WORK REQUEST
Note every line in the entries that contains the string "Particle", and copy it.

INFORMATION GIVEN
◇ ◇ ◇

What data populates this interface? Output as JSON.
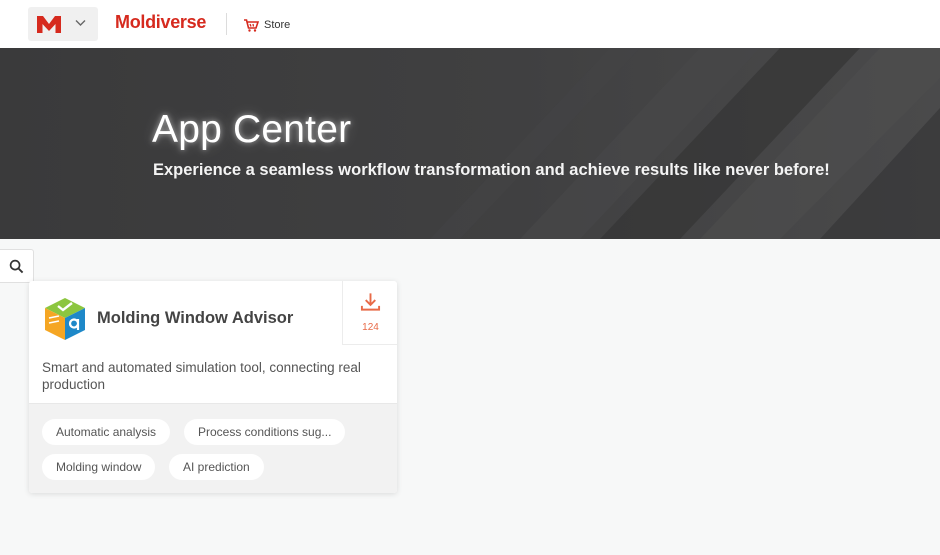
{
  "header": {
    "brand": "Moldiverse",
    "store_label": "Store",
    "brand_color": "#d62a1e"
  },
  "hero": {
    "title": "App Center",
    "subtitle": "Experience a seamless workflow transformation and achieve results like never before!"
  },
  "icons": {
    "search": "search-icon",
    "download": "download-icon",
    "store": "cart-icon",
    "app_switcher": "chevron-down-icon"
  },
  "card": {
    "title": "Molding Window Advisor",
    "description": "Smart and automated simulation tool, connecting real production",
    "download_count": "124",
    "tags": [
      "Automatic analysis",
      "Process conditions sug...",
      "Molding window",
      "AI prediction"
    ],
    "accent_color": "#e86a47"
  }
}
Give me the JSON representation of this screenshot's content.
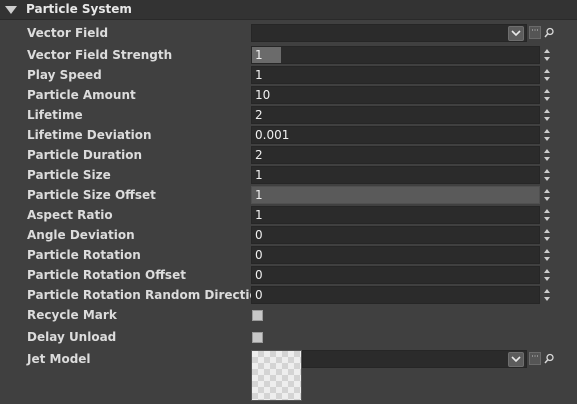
{
  "section": {
    "title": "Particle System"
  },
  "vector_field": {
    "label": "Vector Field",
    "value": ""
  },
  "properties": [
    {
      "label": "Vector Field Strength",
      "value": "1",
      "fill_fraction": 0.1
    },
    {
      "label": "Play Speed",
      "value": "1"
    },
    {
      "label": "Particle Amount",
      "value": "10"
    },
    {
      "label": "Lifetime",
      "value": "2"
    },
    {
      "label": "Lifetime Deviation",
      "value": "0.001"
    },
    {
      "label": "Particle Duration",
      "value": "2"
    },
    {
      "label": "Particle Size",
      "value": "1"
    },
    {
      "label": "Particle Size Offset",
      "value": "1",
      "highlighted": true
    },
    {
      "label": "Aspect Ratio",
      "value": "1"
    },
    {
      "label": "Angle Deviation",
      "value": "0"
    },
    {
      "label": "Particle Rotation",
      "value": "0"
    },
    {
      "label": "Particle Rotation Offset",
      "value": "0"
    },
    {
      "label": "Particle Rotation Random Direction",
      "value": "0"
    }
  ],
  "checkboxes": [
    {
      "label": "Recycle Mark",
      "checked": false
    },
    {
      "label": "Delay Unload",
      "checked": false
    }
  ],
  "jet_model": {
    "label": "Jet Model",
    "value": ""
  },
  "icons": {
    "collapse": "triangle-down-icon",
    "dropdown": "chevron-down-icon",
    "browse": "ellipsis-icon",
    "search": "search-icon"
  }
}
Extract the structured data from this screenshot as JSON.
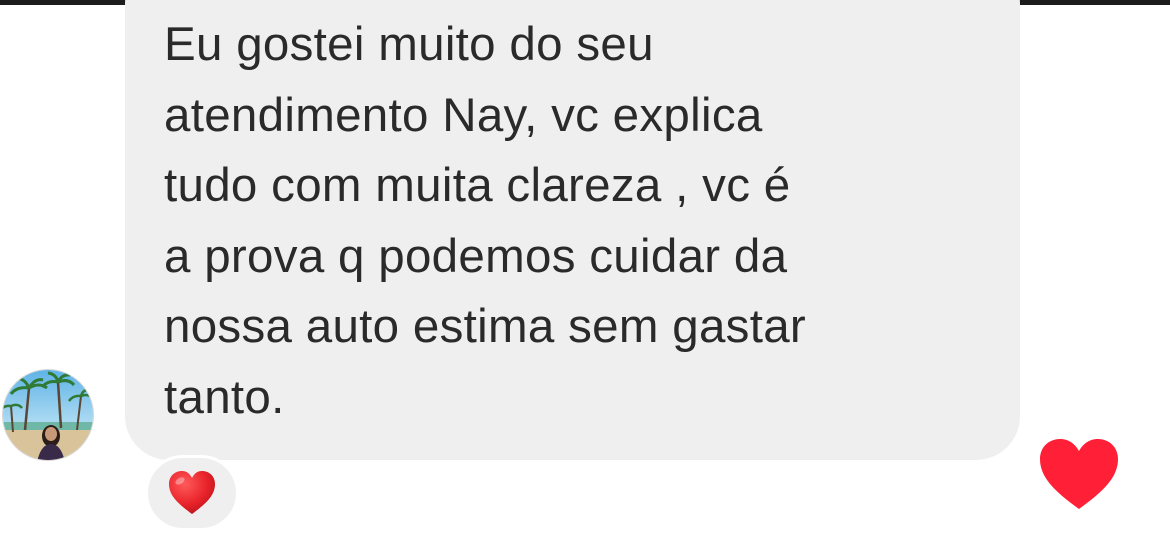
{
  "message": {
    "text": "Eu gostei muito do seu\natendimento Nay, vc explica\ntudo com muita clareza , vc é\na prova q podemos cuidar da\nnossa auto estima sem gastar\ntanto."
  },
  "reaction": {
    "icon": "red-heart-emoji-icon",
    "color": "#e8232a"
  },
  "like_button": {
    "icon": "heart-icon",
    "color": "#ff1f36"
  },
  "avatar": {
    "icon": "profile-avatar"
  },
  "colors": {
    "bubble": "#efefef",
    "text": "#2a2a2a"
  }
}
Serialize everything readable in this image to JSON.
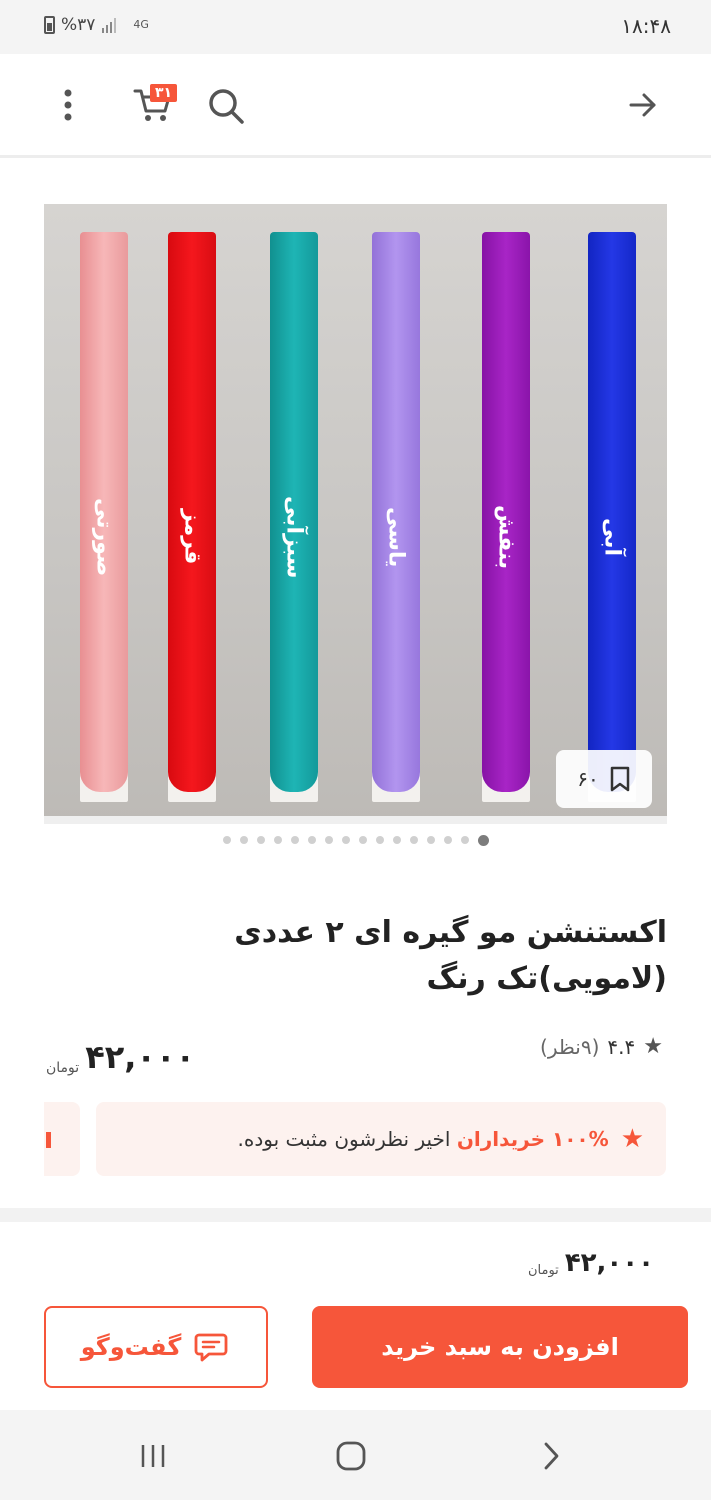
{
  "status_bar": {
    "time": "۱۸:۴۸",
    "battery": "%۳۷",
    "network": "4G"
  },
  "app_bar": {
    "cart_count": "۳۱"
  },
  "gallery": {
    "saved_count": "۶۰",
    "dots_total": 16,
    "active_dot": 16,
    "strips": [
      {
        "label": "صورتی",
        "color": "#f2a5a6"
      },
      {
        "label": "قرمز",
        "color": "#f0141a"
      },
      {
        "label": "سبزآبی",
        "color": "#18a7a8"
      },
      {
        "label": "یاسی",
        "color": "#a585e6"
      },
      {
        "label": "بنفش",
        "color": "#9a1bb9"
      },
      {
        "label": "آبی",
        "color": "#1a2fd8"
      }
    ]
  },
  "product": {
    "title": "اکستنشن مو گیره ای ۲ عددی (لامویی)تک رنگ",
    "rating_value": "۴.۴",
    "rating_count": "(۹نظر)",
    "price": "۴۲,۰۰۰",
    "currency": "تومان"
  },
  "promo": {
    "accent_text": "۱۰۰% خریداران",
    "rest_text": "اخیر نظرشون مثبت بوده."
  },
  "bottom": {
    "price": "۴۲,۰۰۰",
    "currency": "تومان",
    "add_to_cart_label": "افزودن به سبد خرید",
    "chat_label": "گفت‌وگو"
  },
  "colors": {
    "accent": "#f6563a",
    "promo_bg": "#fdf2ef"
  }
}
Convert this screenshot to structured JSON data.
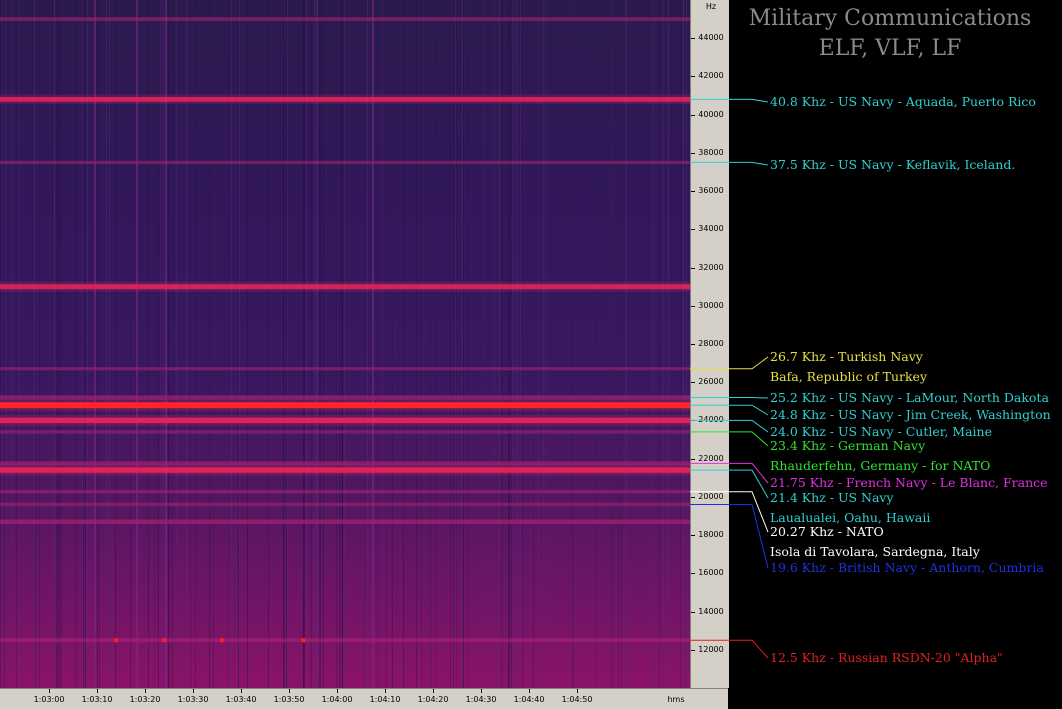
{
  "chart_data": {
    "type": "heatmap",
    "title": "Military Communications",
    "subtitle": "ELF, VLF, LF",
    "y_unit": "Hz",
    "x_unit": "hms",
    "ylim": [
      10000,
      46000
    ],
    "yticks": [
      12000,
      14000,
      16000,
      18000,
      20000,
      22000,
      24000,
      26000,
      28000,
      30000,
      32000,
      34000,
      36000,
      38000,
      40000,
      42000,
      44000
    ],
    "yticklabels": [
      "12000",
      "14000",
      "16000",
      "18000",
      "20000",
      "22000",
      "24000",
      "26000",
      "28000",
      "30000",
      "32000",
      "34000",
      "36000",
      "38000",
      "40000",
      "42000",
      "44000"
    ],
    "xticks": [
      "1:03:00",
      "1:03:10",
      "1:03:20",
      "1:03:30",
      "1:03:40",
      "1:03:50",
      "1:04:00",
      "1:04:10",
      "1:04:20",
      "1:04:30",
      "1:04:40",
      "1:04:50"
    ],
    "bands_hz": [
      {
        "freq": 40800,
        "intensity": 0.7
      },
      {
        "freq": 37500,
        "intensity": 0.3
      },
      {
        "freq": 31000,
        "intensity": 0.75
      },
      {
        "freq": 26700,
        "intensity": 0.3
      },
      {
        "freq": 25200,
        "intensity": 0.55
      },
      {
        "freq": 24800,
        "intensity": 1.0
      },
      {
        "freq": 24000,
        "intensity": 0.85
      },
      {
        "freq": 23400,
        "intensity": 0.35
      },
      {
        "freq": 21750,
        "intensity": 0.5
      },
      {
        "freq": 21400,
        "intensity": 0.85
      },
      {
        "freq": 20270,
        "intensity": 0.35
      },
      {
        "freq": 19600,
        "intensity": 0.35
      },
      {
        "freq": 18700,
        "intensity": 0.6
      },
      {
        "freq": 12500,
        "intensity": 0.5
      },
      {
        "freq": 45000,
        "intensity": 0.4
      }
    ],
    "bursts": [
      {
        "time": "1:03:14",
        "freq": 12500
      },
      {
        "time": "1:03:24",
        "freq": 12500
      },
      {
        "time": "1:03:36",
        "freq": 12500
      },
      {
        "time": "1:03:53",
        "freq": 12500
      }
    ],
    "annotations": [
      {
        "text": "40.8 Khz - US Navy - Aquada, Puerto Rico",
        "freq": 40800,
        "color": "#30d0d0"
      },
      {
        "text": "37.5 Khz - US Navy - Keflavik, Iceland.",
        "freq": 37500,
        "color": "#30d0d0"
      },
      {
        "text": "26.7 Khz - Turkish Navy",
        "freq": 26700,
        "color": "#e8e040"
      },
      {
        "text": "Bafa, Republic of Turkey",
        "freq": 26700,
        "color": "#e8e040"
      },
      {
        "text": "25.2 Khz - US Navy - LaMour, North Dakota",
        "freq": 25200,
        "color": "#30d0d0"
      },
      {
        "text": "24.8 Khz - US Navy - Jim Creek, Washington",
        "freq": 24800,
        "color": "#30d0d0"
      },
      {
        "text": "24.0 Khz - US Navy - Cutler, Maine",
        "freq": 24000,
        "color": "#30d0d0"
      },
      {
        "text": "23.4 Khz - German Navy",
        "freq": 23400,
        "color": "#30e030"
      },
      {
        "text": "Rhauderfehn, Germany - for NATO",
        "freq": 23400,
        "color": "#30e030"
      },
      {
        "text": "21.75 Khz - French Navy - Le Blanc, France",
        "freq": 21750,
        "color": "#e030e0"
      },
      {
        "text": "21.4 Khz - US Navy",
        "freq": 21400,
        "color": "#30d0d0"
      },
      {
        "text": "Laualualei, Oahu, Hawaii",
        "freq": 21400,
        "color": "#30d0d0"
      },
      {
        "text": "20.27 Khz - NATO",
        "freq": 20270,
        "color": "#ffffff"
      },
      {
        "text": "Isola di Tavolara, Sardegna, Italy",
        "freq": 20270,
        "color": "#ffffff"
      },
      {
        "text": "19.6 Khz - British Navy - Anthorn, Cumbria",
        "freq": 19600,
        "color": "#2030e0"
      },
      {
        "text": "12.5 Khz - Russian RSDN-20 \"Alpha\"",
        "freq": 12500,
        "color": "#e02020"
      }
    ]
  }
}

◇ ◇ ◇

EXERCISE OUTPUT
    "title": "Particle System"
      "label": "Particle Amount",
      "label": "Particle Duration",
      "label": "Particle Size",
      "label": "Particle Size Offset",
      "label": "Particle Rotation",
      "label": "Particle Rotation Offset",
      "label": "Particle Rotation Random Direction",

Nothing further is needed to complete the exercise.